About the Collection
The Works Progress Administration (WPA) was begun in 1935 during the administration of Franklin D. Roosevelt as part of his New Deal. The purpose of the program was to create work for the unemployed during the Great Depression. In addition to building and engineering projects, the WPA also oversaw the work of artists, writers, and photographers who documented the history and landscape of the United States under the Federal Writers Project.
HABS was established in 1933 by the National Park Service, Department of the Interior. Like the Federal Writers Project under the WPA, HABS was created to give work to unemployed draftsmen, architects, and photographers. The purpose of the photographs and drawings made by employees of the organization was preservation through documentation.
The University of Delaware's Willard Stewart Photographs for the WPA and HABS Collection contains 246 photographs of landscapes and buildings in Delaware. The collection includes images from throughout Delaware, although the greatest number are from New Castle County, with the architecture of New Castle and Wilmington being extremely well represented. In addition to historic buildings, Stewart also documented businesses, factories, farms, waterscapes, and undeveloped land. Most of the photographs are undated. The two that are have dates of 1936 and 1938, which suggests that the rest of the photographs also date to around these years, as does the fact that some of the images appear in WPA publications that came out also in 1936 and 1938. All of the images are black and white gelatin silver prints. See the online finding aid for more information about the collection.
The collection is arranged geographically by county (Kent, New Castle, Sussex), and subsequently by city or vicinity, with images that cannot be attributed to a particular location placed at the end of the collection. The photographs have identifying captions or descriptions written on the back, and many include a number such as "DEL-130" from the classification system used in the HABS catalog (see Historic American Buildings Survey: catalog of the measured drawings and photographs of the survey in the Library of Congress ...).

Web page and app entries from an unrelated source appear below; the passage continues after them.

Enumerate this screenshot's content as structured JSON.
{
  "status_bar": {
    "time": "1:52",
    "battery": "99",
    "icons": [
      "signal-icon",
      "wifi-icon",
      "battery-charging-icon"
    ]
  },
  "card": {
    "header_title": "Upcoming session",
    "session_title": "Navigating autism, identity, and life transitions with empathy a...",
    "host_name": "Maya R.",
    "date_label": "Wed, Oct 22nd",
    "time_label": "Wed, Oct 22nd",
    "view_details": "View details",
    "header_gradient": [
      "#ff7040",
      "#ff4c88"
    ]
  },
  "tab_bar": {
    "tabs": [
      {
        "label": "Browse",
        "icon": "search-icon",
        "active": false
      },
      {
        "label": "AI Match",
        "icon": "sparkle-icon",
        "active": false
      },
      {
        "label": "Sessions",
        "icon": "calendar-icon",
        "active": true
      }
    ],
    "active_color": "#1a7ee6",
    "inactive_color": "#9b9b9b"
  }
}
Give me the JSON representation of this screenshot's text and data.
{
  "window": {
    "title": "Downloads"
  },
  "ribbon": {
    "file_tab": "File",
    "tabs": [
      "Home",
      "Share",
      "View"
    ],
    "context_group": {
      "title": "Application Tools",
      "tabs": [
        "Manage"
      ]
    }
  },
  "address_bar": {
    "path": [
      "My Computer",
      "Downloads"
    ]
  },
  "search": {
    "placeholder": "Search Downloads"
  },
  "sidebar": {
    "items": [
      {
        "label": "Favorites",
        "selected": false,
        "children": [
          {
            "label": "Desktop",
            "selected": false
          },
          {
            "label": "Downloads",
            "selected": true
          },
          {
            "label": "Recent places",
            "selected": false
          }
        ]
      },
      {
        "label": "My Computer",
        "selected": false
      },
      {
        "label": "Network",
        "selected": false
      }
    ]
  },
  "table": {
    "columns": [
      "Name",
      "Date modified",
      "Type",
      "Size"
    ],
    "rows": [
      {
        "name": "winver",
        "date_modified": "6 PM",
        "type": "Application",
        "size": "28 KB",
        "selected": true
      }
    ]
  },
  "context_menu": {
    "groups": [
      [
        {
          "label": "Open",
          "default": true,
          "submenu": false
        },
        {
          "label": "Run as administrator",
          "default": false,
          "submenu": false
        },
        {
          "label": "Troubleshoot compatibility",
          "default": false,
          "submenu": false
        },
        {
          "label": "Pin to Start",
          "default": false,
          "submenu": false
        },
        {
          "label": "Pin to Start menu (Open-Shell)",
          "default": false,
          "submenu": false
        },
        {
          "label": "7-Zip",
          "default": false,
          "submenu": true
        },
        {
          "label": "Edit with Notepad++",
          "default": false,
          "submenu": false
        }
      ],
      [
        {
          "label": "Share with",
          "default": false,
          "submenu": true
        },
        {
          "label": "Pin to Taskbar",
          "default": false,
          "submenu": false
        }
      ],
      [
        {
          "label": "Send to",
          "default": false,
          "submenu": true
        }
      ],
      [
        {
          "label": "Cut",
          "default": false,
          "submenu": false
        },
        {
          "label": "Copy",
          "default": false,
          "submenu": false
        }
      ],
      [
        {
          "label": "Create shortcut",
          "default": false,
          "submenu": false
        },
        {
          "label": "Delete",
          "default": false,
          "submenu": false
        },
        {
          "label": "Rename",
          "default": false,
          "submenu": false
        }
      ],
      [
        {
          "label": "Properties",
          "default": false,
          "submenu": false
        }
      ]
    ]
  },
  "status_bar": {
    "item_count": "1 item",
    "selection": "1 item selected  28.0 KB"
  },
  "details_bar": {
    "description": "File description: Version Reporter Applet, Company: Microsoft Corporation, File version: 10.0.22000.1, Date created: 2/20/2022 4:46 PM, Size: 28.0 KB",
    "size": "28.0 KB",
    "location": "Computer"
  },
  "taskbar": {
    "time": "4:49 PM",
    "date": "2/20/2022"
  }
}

Three lists are provided on this Web site for browsing the photographs: "Browse by City/Town" presents the collection in the order in which the originals are arranged; there is one link per photograph. Selecting one of the links opens an image and information page, with a medium sized image, the title, caption, city or town, ID number, and HABS number (if any). Clicking on the image opens a larger image view. The "Browse by Subject" page lists several broad subject areas. Selecting one of the subject links opens a page with thumbnail size images. Selecting one of the thumbnail images opens the image and information page. Many of the photographs are listed under more than one subject. A third list, "Browse by HABS Number" provides links to the image and information pages for the photographs of structures with HABS numbers.
Willard S. Stewart was born February 21, 1915 in Wilmington, Delaware. During the 1930s, he became the primary photographer for the Delaware Federal Writers Project and photographed numerous Delaware buildings and landscapes. Many of these images were published in New Castle on the Delaware (1936) and Delaware: A Guide to the First State (1938), both of which were published by the Delaware Federal Writers' Project. Willard Stewart was also a project photographer for the Historic American Buildings Survey (HABS). Additional photographs taken by Willard Stewart of Delaware sites can be seen at "Built In America: HABS/HAER 1933 - Present," part of the Library of Congress's American Memory Web site. Stewart also served as the photographer for other WPA-sponsored projects, including the Index of American Design. Willard Stewart's photographs were also published in M. Thomas Clemons, Wilmington: Wide Is the City (Wilmington, Del. : Hambleton, 1947.)
For the better part of his career, Willard Stewart was one of Wilmington's most prominent professional portrait photographers. He maintained studios at Brecks Mill and 1300 Riverview Avenue in Wilmington until his retirement in the 1980s. In 1955, Willard Stewart was awarded the degree of Master of Photography by the Professional Photographers Association of America. The Masters Degree is the highest honor that can be bestowed upon a professional photographer by the Association, and was awarded to Willard Stewart on the basis of excellence in technique and craftsmanship. He was also the recipient of the James B. Schriever Memorial Plaque from the Professional Photographers' Association of Pennsylvania. Willard Stewart was also an influential teacher of photography. He taught classes at the Winona School of Photography, in Winona, Indiana. He also lectured extensively at photographic seminars throughout New England and Canada. Willard Stewart died on July 12, 2003.
Willard S. Stewart Obituary. The News Journal. Wilmington, July 16, 2003. B5 - Retrieved Feburary 5, 2004 from http://miva.delawareonline.com/miva/cgi-bin/miva?obits.mv+30678.
"Welcome to the Willard Stewart Studio." Retrieved February 5, 2004 from http://www.willardstewartstudio.com/index.htm. Inactive March 2005.
United States. National Park Service. Historic American Buildings Survey: catalog of the measured drawings and photographs of the survey in the Library of Congress, January 1, 1938 / compiled by John P. O'Neill. Washington, D.C.: G.P.O., 1938.
Built In America: Historic American Buidling Survey/Historic American Engineering Record: 1933 - Present. Library of Congress: American Memory. Retrieved October 15, 2003 from http://memory.loc.gov/ammem/html/home.html.